[Stored records]
■ ■ ■
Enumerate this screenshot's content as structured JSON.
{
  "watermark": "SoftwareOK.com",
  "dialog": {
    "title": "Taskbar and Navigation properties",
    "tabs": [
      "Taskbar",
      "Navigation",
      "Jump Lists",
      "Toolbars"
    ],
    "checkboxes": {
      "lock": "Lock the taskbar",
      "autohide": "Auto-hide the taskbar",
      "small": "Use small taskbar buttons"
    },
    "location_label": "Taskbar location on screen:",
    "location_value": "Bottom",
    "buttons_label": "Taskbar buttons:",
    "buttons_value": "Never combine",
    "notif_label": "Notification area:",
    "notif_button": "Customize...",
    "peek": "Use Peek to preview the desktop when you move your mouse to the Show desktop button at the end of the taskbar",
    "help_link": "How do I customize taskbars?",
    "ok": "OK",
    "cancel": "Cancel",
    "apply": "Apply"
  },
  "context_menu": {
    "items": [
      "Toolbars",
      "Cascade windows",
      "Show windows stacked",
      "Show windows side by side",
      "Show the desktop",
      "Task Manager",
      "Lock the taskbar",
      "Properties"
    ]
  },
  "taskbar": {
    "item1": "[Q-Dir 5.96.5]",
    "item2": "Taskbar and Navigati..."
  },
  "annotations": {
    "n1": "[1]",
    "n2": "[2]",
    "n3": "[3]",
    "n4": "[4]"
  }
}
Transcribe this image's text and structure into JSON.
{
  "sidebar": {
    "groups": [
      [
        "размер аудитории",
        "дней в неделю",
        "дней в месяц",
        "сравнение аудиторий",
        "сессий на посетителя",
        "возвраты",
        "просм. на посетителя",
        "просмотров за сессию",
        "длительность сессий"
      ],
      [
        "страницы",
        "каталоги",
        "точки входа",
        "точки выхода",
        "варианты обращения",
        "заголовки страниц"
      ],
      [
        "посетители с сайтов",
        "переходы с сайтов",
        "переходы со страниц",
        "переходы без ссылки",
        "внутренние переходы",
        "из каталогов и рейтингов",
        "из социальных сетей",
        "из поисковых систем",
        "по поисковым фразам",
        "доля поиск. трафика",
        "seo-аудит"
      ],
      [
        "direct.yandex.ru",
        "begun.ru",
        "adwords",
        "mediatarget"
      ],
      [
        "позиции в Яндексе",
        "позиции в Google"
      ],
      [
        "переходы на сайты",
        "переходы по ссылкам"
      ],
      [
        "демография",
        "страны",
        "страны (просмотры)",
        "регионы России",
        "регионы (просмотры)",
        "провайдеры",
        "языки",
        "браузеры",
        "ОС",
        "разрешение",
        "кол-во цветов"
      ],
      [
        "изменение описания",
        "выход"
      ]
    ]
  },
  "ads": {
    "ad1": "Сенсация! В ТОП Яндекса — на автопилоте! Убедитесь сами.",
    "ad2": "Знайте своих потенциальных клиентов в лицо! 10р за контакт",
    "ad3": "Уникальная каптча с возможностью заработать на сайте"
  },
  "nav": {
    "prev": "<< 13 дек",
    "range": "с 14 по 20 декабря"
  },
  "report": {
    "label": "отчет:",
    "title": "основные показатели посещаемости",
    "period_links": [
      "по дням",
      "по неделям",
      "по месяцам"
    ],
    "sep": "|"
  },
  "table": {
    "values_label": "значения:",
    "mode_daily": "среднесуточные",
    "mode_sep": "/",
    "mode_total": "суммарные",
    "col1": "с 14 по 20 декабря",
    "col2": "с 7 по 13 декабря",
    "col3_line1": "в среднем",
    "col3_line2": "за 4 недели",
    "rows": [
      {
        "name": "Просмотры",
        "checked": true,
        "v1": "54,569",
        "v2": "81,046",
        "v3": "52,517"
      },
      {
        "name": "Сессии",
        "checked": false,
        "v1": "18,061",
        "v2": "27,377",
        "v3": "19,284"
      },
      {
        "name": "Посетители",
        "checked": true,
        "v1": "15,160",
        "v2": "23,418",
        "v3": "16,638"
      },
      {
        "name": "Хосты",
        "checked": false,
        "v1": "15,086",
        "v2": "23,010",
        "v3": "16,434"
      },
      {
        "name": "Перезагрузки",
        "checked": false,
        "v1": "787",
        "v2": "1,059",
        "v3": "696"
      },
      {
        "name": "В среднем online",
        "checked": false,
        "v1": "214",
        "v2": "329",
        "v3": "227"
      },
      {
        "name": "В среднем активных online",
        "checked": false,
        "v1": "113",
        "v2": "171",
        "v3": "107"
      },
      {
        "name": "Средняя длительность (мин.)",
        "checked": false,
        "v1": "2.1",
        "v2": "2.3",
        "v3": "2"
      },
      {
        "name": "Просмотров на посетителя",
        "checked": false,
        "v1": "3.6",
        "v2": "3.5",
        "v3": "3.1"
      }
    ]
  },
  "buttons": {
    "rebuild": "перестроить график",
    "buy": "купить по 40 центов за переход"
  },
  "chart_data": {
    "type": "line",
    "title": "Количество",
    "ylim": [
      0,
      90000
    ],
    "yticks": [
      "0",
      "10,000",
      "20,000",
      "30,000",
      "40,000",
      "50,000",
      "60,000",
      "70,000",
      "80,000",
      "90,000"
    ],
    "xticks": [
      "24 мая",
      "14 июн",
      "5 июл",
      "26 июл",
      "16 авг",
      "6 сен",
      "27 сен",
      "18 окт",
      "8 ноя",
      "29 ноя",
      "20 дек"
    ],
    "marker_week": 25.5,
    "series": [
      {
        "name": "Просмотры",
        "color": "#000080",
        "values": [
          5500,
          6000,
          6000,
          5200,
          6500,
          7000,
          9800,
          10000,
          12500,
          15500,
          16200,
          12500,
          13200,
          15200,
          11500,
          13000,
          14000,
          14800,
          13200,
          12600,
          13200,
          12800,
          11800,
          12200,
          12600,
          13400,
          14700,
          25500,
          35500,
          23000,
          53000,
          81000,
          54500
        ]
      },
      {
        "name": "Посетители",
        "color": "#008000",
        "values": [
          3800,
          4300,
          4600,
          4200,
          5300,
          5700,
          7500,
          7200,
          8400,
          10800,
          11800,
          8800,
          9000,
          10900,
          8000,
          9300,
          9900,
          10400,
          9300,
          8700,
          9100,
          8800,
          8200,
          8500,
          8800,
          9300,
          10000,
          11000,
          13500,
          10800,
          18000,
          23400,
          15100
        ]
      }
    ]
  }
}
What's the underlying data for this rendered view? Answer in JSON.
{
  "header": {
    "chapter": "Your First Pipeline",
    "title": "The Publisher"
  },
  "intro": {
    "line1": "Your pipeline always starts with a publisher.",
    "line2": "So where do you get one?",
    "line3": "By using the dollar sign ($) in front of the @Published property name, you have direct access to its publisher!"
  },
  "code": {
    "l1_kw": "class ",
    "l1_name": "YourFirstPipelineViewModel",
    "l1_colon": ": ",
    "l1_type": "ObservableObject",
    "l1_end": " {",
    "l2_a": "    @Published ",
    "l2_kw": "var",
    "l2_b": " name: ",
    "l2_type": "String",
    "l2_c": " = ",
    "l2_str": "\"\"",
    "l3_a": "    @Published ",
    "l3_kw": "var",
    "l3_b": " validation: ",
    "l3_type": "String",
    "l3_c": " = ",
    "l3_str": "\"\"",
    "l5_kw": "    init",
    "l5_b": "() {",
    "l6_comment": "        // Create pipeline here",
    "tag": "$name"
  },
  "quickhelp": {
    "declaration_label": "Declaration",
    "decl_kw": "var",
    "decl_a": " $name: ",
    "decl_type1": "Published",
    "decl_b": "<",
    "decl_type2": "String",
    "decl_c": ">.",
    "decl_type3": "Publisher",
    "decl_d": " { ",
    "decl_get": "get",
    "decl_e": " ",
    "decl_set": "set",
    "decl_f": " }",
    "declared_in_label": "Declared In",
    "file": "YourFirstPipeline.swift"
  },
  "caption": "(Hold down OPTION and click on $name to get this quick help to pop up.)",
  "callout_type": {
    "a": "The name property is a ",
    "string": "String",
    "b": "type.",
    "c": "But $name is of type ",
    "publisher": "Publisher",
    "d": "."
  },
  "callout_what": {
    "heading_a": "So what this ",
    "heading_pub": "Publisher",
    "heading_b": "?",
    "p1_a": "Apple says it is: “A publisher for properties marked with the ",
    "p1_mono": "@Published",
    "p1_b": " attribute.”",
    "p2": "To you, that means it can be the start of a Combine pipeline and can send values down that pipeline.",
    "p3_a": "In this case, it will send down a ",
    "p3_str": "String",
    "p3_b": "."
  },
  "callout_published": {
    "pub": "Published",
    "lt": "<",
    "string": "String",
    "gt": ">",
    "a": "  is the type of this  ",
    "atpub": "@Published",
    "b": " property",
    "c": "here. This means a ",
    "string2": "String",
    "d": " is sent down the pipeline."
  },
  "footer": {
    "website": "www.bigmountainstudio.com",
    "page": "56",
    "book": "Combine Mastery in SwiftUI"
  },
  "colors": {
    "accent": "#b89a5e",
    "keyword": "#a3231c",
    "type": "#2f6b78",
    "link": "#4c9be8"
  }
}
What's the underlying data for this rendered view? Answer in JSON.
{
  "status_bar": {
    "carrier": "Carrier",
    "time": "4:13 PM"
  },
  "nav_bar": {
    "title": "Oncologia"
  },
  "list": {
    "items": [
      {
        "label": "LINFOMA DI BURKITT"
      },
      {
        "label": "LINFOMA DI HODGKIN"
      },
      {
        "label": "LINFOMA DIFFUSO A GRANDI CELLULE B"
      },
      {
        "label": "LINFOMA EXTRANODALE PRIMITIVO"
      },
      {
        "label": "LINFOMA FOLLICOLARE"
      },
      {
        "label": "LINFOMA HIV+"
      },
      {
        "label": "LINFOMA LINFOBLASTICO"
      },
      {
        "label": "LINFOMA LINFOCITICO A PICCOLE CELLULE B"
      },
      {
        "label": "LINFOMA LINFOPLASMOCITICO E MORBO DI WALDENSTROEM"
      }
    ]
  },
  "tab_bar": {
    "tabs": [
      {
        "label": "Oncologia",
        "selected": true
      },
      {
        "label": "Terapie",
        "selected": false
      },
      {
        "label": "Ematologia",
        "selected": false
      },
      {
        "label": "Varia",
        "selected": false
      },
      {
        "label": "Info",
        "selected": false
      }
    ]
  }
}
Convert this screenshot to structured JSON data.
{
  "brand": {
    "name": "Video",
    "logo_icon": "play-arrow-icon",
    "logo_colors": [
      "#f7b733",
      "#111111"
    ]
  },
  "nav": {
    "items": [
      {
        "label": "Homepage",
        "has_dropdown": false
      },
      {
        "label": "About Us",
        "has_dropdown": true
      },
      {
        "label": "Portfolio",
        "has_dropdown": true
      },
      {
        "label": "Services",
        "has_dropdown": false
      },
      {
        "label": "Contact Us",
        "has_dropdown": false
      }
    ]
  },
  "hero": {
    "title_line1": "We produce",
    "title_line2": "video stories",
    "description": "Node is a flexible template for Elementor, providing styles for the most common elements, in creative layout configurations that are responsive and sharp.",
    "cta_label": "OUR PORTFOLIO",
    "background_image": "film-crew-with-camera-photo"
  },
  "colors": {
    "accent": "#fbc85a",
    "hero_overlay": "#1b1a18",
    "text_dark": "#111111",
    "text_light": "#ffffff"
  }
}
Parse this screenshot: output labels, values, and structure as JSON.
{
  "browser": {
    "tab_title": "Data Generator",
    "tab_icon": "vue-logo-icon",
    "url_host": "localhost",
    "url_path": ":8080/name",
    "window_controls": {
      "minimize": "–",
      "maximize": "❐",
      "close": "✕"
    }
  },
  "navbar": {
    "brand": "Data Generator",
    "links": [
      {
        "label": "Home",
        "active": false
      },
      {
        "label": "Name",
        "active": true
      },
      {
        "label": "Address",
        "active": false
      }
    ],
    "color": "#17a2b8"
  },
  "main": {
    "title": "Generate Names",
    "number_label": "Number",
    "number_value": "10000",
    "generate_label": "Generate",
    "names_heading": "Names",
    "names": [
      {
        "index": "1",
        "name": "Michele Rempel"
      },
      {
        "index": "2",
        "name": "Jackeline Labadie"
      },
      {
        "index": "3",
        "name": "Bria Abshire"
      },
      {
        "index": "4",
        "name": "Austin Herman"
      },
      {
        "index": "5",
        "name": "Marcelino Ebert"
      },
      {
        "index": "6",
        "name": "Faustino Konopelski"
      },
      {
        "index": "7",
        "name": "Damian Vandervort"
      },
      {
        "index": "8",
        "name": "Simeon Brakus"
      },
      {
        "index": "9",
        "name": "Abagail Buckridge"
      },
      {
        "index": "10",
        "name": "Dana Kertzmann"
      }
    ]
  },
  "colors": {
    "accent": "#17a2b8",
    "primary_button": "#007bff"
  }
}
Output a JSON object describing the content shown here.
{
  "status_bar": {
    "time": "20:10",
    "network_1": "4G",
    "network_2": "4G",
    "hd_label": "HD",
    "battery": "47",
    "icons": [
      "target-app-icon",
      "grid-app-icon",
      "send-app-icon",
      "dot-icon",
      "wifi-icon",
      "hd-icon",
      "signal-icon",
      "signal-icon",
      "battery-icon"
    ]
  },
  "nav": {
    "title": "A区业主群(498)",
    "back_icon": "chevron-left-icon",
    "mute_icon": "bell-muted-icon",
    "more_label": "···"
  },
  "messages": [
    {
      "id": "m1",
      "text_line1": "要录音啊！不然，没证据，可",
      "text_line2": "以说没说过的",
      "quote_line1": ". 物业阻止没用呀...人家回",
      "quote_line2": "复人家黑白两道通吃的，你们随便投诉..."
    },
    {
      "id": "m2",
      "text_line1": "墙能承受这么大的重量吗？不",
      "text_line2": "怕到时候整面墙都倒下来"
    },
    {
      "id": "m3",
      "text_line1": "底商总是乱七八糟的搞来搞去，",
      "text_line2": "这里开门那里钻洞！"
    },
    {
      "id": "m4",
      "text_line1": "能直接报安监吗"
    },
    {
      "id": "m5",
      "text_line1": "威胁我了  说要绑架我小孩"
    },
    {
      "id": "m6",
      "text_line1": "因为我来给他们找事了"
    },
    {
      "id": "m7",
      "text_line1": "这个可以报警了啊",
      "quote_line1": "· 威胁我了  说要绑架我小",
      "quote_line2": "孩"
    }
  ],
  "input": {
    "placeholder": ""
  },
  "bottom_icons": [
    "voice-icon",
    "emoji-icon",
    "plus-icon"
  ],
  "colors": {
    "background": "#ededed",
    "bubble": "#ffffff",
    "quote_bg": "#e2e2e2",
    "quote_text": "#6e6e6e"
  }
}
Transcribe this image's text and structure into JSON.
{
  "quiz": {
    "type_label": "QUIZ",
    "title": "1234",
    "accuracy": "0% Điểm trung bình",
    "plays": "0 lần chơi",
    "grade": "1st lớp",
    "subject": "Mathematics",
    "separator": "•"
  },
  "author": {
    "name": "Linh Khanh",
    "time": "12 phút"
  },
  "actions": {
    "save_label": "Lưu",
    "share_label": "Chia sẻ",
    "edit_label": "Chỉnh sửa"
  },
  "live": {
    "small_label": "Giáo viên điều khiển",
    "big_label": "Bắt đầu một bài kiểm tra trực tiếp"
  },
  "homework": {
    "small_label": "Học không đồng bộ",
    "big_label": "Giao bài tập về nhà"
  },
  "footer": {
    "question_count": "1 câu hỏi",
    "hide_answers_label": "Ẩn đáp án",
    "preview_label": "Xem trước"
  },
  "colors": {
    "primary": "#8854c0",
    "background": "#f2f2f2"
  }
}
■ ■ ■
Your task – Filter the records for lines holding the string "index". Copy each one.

Solution to the exercise –
        "index": "1",
        "index": "2",
        "index": "3",
        "index": "4",
        "index": "5",
        "index": "6",
        "index": "7",
        "index": "8",
        "index": "9",
        "index": "10",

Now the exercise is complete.